A year ago, Godfrey came up with the idea of a Grandmothers Class. She developed the content for the class by working with the breastfeeding coordinator at the local Dallas Women, Infants and Children (WIC) Program. The class meets quarterly and is a combination class that includes updates and changes in baby care, infant CPR and choking and breastfeeding. Although the majority of class attendees are first-time grandmothers, some veterans attend, too.
“All grandmothers want to know what’s going on these days. ‘Why did they change that? Why are they telling my daughter/daughter-in-law to do this?’” Godfrey explains. “To have someone sit down with them and explain what the research shows, it helps them so much, it makes them feel a part of everything.”
The response to the new class has been extremely positive. Godfrey loves that at the end of each class, the grandmothers pull out their phones, take selfies of themselves with the baby mannequins and proudly share the photos with their friends.
Bridging a Generation Gap
At the UAB Women and Infants Center in Birmingham, AL, a participant in NICHQ’s Best Fed Beginnings project, fathers, grandmothers and other support people are encouraged to attend breastfeeding classes along with the expecting mothers. Their attendance is included in the class fee. The Center has also created webpages specifically for fathers and grandmothers. The “I Can Help Breastfeeding Guide for Grandmother” particularly addresses the question, “I didn’t breastfeed; Why should she?” to help bridge the gap between grandmothers’ own experiences as new mothers and what we know today.
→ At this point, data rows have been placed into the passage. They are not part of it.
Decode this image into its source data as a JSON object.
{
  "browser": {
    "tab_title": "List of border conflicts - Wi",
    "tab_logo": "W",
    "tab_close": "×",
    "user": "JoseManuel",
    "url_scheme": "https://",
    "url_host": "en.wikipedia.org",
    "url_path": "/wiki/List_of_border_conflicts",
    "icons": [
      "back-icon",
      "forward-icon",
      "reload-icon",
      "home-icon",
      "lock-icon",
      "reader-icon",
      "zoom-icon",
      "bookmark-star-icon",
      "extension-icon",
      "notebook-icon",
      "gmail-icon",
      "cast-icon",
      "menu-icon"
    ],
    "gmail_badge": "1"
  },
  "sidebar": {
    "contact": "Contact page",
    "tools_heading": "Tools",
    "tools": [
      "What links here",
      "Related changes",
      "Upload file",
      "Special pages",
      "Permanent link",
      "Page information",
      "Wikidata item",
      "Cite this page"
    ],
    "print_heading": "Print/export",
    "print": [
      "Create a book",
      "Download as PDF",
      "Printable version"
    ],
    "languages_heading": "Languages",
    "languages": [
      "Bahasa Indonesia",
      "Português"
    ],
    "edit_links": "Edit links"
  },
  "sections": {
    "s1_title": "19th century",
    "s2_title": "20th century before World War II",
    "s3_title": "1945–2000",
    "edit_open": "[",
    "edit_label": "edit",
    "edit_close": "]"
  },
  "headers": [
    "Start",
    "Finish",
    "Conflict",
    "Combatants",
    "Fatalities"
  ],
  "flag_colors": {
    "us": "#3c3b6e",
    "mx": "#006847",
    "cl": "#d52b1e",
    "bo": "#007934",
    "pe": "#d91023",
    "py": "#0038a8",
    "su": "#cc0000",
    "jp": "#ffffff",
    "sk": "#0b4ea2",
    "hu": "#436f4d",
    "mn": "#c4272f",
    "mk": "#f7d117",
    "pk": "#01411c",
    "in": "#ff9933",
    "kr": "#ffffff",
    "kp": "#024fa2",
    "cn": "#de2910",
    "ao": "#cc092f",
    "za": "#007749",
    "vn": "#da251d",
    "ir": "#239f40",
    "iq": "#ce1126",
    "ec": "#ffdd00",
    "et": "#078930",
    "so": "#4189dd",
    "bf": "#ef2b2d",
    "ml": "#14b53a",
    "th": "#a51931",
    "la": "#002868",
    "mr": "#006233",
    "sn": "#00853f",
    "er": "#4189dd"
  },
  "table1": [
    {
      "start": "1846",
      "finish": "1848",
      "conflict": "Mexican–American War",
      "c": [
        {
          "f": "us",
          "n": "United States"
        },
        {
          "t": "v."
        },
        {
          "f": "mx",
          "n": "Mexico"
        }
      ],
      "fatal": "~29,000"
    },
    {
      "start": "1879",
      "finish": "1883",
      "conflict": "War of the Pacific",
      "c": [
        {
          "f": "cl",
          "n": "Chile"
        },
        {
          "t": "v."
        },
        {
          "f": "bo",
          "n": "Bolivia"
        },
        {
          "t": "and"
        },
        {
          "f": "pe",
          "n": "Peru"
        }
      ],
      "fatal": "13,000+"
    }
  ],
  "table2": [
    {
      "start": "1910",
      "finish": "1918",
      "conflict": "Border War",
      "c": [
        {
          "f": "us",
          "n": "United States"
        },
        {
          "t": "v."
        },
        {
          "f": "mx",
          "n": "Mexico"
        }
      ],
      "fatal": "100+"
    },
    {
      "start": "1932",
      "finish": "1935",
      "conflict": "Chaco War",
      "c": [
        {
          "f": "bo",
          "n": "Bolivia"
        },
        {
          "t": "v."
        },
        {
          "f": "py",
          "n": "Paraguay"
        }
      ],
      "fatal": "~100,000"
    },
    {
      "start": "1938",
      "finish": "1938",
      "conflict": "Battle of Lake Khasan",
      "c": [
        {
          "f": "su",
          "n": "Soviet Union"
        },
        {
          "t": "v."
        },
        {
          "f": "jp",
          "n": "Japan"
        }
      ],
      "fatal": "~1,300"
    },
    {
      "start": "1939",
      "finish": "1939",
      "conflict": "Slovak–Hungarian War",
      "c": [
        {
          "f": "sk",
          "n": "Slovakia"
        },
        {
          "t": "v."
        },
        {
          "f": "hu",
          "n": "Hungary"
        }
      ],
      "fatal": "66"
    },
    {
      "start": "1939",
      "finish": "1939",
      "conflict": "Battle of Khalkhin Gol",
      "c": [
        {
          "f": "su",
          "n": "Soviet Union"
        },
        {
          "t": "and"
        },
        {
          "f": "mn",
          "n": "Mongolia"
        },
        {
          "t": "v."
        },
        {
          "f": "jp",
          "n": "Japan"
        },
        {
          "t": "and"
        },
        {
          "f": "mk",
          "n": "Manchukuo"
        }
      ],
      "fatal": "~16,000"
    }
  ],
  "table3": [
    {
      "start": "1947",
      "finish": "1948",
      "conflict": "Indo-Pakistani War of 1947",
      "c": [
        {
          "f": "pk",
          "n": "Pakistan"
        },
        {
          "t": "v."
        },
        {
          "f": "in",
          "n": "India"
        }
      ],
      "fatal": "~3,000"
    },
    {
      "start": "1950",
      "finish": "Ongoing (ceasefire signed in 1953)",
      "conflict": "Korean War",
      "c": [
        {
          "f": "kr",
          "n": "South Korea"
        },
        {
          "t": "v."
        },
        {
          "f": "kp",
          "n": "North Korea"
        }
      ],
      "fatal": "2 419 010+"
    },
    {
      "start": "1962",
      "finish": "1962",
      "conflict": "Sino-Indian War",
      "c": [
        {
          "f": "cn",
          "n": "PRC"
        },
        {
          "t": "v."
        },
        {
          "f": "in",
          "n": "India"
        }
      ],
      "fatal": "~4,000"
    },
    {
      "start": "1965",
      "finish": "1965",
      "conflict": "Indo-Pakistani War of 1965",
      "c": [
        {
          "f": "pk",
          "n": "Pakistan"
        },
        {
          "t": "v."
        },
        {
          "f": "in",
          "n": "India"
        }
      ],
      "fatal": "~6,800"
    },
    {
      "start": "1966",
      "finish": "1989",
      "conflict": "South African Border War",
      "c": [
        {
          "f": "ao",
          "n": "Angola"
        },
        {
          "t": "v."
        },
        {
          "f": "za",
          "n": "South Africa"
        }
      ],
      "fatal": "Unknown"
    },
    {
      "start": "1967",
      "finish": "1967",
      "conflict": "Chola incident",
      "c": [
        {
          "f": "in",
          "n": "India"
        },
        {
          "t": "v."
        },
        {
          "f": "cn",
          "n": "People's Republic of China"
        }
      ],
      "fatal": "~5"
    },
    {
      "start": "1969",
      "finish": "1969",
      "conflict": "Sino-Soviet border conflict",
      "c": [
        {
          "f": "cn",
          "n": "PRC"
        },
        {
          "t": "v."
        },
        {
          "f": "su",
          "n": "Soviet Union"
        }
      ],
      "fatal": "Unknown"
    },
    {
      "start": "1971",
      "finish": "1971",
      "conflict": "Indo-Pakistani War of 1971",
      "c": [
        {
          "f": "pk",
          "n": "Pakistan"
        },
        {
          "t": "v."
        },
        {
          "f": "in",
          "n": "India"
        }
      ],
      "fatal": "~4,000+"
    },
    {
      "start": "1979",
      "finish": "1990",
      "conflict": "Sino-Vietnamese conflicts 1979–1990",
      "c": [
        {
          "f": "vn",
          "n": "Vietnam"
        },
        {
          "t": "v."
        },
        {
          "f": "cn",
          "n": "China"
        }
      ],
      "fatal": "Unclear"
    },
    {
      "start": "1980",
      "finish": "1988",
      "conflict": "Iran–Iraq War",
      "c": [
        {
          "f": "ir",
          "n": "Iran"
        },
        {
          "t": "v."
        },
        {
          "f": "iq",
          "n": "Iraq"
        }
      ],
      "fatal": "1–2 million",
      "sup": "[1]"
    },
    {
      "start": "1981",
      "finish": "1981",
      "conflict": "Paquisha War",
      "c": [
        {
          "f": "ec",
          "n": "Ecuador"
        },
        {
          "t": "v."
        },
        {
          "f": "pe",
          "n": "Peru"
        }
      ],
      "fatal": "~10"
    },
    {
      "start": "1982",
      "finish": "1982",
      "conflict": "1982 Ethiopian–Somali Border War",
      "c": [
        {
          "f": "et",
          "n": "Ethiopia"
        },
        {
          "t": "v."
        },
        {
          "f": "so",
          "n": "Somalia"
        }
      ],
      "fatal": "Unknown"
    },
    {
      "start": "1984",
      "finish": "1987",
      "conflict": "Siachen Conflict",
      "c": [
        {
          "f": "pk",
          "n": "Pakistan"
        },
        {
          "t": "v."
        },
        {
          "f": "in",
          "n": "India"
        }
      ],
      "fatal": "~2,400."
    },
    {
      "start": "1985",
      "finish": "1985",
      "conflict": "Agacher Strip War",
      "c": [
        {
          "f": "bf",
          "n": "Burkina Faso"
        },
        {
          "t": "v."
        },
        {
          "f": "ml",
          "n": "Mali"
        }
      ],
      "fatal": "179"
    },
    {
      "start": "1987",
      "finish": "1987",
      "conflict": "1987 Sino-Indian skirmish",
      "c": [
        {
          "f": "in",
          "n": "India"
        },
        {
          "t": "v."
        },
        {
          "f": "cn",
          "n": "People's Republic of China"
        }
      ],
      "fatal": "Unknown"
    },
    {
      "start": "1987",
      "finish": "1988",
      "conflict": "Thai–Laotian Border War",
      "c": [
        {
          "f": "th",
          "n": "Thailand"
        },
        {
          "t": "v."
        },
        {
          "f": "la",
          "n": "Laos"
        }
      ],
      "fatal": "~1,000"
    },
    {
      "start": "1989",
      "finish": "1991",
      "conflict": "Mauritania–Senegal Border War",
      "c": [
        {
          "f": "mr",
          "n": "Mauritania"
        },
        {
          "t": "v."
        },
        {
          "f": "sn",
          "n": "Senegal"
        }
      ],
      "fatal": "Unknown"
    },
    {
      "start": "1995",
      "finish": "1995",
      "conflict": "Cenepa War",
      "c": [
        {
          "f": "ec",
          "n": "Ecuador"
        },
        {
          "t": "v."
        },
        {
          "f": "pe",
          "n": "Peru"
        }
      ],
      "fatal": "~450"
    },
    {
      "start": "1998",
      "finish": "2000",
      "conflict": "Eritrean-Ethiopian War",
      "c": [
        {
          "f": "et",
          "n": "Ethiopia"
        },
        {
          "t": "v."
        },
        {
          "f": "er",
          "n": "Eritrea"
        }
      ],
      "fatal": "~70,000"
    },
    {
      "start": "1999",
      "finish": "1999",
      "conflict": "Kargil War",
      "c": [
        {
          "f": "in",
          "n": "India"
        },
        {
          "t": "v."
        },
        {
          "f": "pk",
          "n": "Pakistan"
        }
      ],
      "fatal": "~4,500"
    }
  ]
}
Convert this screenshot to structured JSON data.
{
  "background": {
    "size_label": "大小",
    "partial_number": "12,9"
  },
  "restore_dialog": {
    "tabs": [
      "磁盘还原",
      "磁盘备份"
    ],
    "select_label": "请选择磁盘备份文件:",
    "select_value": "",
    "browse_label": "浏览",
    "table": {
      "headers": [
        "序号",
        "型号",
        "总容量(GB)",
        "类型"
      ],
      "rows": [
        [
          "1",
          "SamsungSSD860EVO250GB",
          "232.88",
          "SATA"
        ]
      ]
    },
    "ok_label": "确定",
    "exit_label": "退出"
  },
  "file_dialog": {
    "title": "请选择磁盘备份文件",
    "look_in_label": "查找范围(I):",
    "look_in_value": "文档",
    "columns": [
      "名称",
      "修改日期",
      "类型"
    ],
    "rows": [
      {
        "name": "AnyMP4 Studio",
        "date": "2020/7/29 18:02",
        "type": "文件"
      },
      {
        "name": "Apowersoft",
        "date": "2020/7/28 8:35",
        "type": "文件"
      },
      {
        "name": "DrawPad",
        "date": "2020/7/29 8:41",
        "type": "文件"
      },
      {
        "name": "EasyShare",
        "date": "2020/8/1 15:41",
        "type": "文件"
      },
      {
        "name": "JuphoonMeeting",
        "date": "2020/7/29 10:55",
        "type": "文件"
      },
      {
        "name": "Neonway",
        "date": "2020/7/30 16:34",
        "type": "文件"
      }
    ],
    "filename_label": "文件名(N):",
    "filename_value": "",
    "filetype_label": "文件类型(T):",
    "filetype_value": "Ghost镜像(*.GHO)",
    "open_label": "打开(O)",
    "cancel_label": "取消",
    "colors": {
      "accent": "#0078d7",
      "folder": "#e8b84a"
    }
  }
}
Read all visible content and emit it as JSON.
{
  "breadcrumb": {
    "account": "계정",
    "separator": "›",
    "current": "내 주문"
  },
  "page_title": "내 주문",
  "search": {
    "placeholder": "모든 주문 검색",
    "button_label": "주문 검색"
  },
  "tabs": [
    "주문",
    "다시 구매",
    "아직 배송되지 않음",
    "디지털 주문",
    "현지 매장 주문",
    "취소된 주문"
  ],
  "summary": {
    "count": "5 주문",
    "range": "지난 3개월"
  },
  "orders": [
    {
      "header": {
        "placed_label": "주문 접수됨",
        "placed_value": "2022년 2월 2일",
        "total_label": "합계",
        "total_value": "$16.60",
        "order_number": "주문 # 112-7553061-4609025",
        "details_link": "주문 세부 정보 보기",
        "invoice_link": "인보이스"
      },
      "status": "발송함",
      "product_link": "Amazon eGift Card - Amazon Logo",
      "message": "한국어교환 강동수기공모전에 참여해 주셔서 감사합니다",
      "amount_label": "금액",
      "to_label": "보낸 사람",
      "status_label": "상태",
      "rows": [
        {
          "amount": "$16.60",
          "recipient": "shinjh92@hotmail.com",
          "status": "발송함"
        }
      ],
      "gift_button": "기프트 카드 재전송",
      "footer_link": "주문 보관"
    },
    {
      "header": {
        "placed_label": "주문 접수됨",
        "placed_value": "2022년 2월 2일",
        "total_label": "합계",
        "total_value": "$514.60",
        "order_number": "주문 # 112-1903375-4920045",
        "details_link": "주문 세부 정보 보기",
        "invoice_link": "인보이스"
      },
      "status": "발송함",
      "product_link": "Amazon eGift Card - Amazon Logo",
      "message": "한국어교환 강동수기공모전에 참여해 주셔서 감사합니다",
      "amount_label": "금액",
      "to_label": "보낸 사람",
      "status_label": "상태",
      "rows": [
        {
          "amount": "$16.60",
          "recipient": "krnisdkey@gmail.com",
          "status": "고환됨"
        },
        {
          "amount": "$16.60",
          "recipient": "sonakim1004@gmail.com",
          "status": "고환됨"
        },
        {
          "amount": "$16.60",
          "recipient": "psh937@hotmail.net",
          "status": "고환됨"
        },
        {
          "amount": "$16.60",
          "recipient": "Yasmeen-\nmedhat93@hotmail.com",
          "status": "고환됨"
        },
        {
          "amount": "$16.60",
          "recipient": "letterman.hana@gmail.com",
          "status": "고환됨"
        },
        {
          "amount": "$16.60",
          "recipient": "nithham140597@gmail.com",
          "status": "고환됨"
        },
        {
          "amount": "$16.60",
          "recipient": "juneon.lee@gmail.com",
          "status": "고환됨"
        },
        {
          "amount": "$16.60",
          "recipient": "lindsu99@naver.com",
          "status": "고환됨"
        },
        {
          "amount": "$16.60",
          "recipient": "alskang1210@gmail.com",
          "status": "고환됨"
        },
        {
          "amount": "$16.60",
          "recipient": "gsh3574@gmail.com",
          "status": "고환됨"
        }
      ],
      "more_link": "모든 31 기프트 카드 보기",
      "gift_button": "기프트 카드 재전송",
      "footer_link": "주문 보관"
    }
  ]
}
The site explains the benefits of breastfeeding and offers tips for grandmothers about how they can help – from holding the baby while the mother showers or sleeps, to cooking for the new family, to limiting visitors if the new parents are feeling stressed, to offering words of encouragement to the nursing mother.
The UAB Women and Infants Center developed the webpage in response to focus group feedback about how families prefer to have information delivered. Not only do these resources help new mothers get the support they need in the early weeks of breastfeeding, but they also tap into the need for grandmothers to feel useful.
“When I go into a room with a mom, new baby, dad, siblings running around, and other relatives, I assess the mood and note who could use some extra support or direction,” says Sylvia Edwards, advanced nursing coordinator, Lactation Services, at UAB Women and Infants Center. “Often, I get the grandmother really involved and give her something specific to do, such as helping the mom to place the baby in optimal nursing positions.”
One important piece of advice that Edwards offers to grandmothers: Don’t insist on holding the baby right away (as difficult as that may be). She educates family members on the importance of skin-to-skin contact between mother and baby, and encourages grandmothers to let their daughter or daughter-in-law hold the baby exclusively for the first few hours to promote bonding and breastfeeding.
Viewing the grandmother as a resource for breastfeeding support makes good sense because most grandmothers do know a lot about caring for babies and they want to help. Support programs like those in Birmingham and Dallas recognize the importance of tapping into the wealth of experience and knowledge that grandmothers have. Giving them an opportunity to combine that experience and knowledge with new, evidence-based infant care information can at once allow grandmothers to feel useful and up-to-date on infant care practices.
Methodist Charlton Medical Center’s Reba Godfrey refers to a sign hanging in her office that sums it up succinctly: “Grandmothers are just moms with a lot of practice.”